## Directions
Could you please count how many lines in the data below hold the string "title"? Reply with only the number.

BEGIN Material for this exercise

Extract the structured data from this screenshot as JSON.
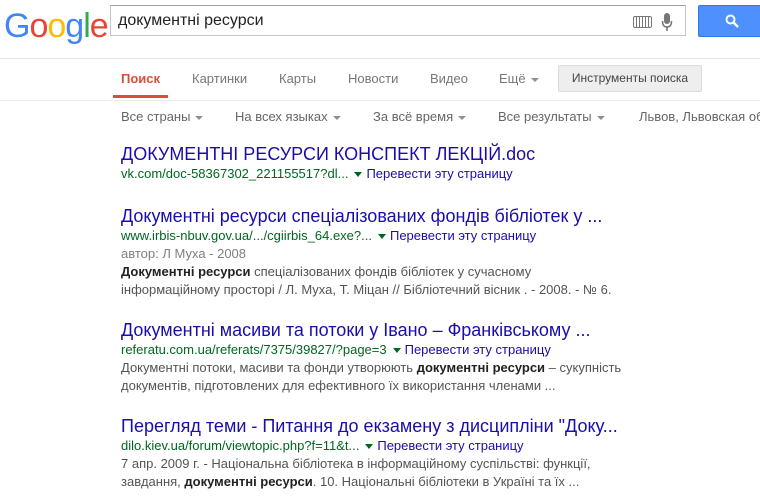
{
  "logo": {
    "letters": [
      "G",
      "o",
      "o",
      "g",
      "l",
      "e"
    ],
    "colors": [
      "#4285f4",
      "#ea4335",
      "#fbbc05",
      "#4285f4",
      "#34a853",
      "#ea4335"
    ]
  },
  "search": {
    "query": "документні ресурси"
  },
  "nav": {
    "tabs": [
      "Поиск",
      "Картинки",
      "Карты",
      "Новости",
      "Видео"
    ],
    "more_label": "Ещё",
    "tools_label": "Инструменты поиска"
  },
  "filters": [
    "Все страны",
    "На всех языках",
    "За всё время",
    "Все результаты",
    "Львов, Львовская об"
  ],
  "results": [
    {
      "title": "ДОКУМЕНТНІ РЕСУРСИ КОНСПЕКТ ЛЕКЦІЙ.doc",
      "url": "vk.com/doc-58367302_221155517?dl...",
      "translate": "Перевести эту страницу",
      "meta": "",
      "snippet_lines": []
    },
    {
      "title": "Документні ресурси спеціалізованих фондів бібліотек у ...",
      "url": "www.irbis-nbuv.gov.ua/.../cgiirbis_64.exe?...",
      "translate": "Перевести эту страницу",
      "meta": "автор: Л Муха - 2008",
      "snippet_lines": [
        [
          {
            "t": "Документні ресурси",
            "b": true
          },
          {
            "t": " спеціалізованих фондів бібліотек у сучасному",
            "b": false
          }
        ],
        [
          {
            "t": "інформаційному просторі / Л. Муха, Т. Міцан // Бібліотечний вісник . - 2008. - № 6.",
            "b": false
          }
        ]
      ]
    },
    {
      "title": "Документні масиви та потоки у Івано – Франківському ...",
      "url": "referatu.com.ua/referats/7375/39827/?page=3",
      "translate": "Перевести эту страницу",
      "meta": "",
      "snippet_lines": [
        [
          {
            "t": "Документні потоки, масиви та фонди утворюють ",
            "b": false
          },
          {
            "t": "документні ресурси",
            "b": true
          },
          {
            "t": " – сукупність",
            "b": false
          }
        ],
        [
          {
            "t": "документів, підготовлених для ефективного їх використання членами ...",
            "b": false
          }
        ]
      ]
    },
    {
      "title": "Перегляд теми - Питання до екзамену з дисципліни \"Доку...",
      "url": "dilo.kiev.ua/forum/viewtopic.php?f=11&t...",
      "translate": "Перевести эту страницу",
      "meta": "",
      "snippet_lines": [
        [
          {
            "t": "7 апр. 2009 г. - Національна бібліотека в інформаційному суспільстві: функції,",
            "b": false
          }
        ],
        [
          {
            "t": "завдання, ",
            "b": false
          },
          {
            "t": "документні ресурси",
            "b": true
          },
          {
            "t": ". 10. Національні бібліотеки в Україні та їх ...",
            "b": false
          }
        ]
      ]
    }
  ]
}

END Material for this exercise

## Response
4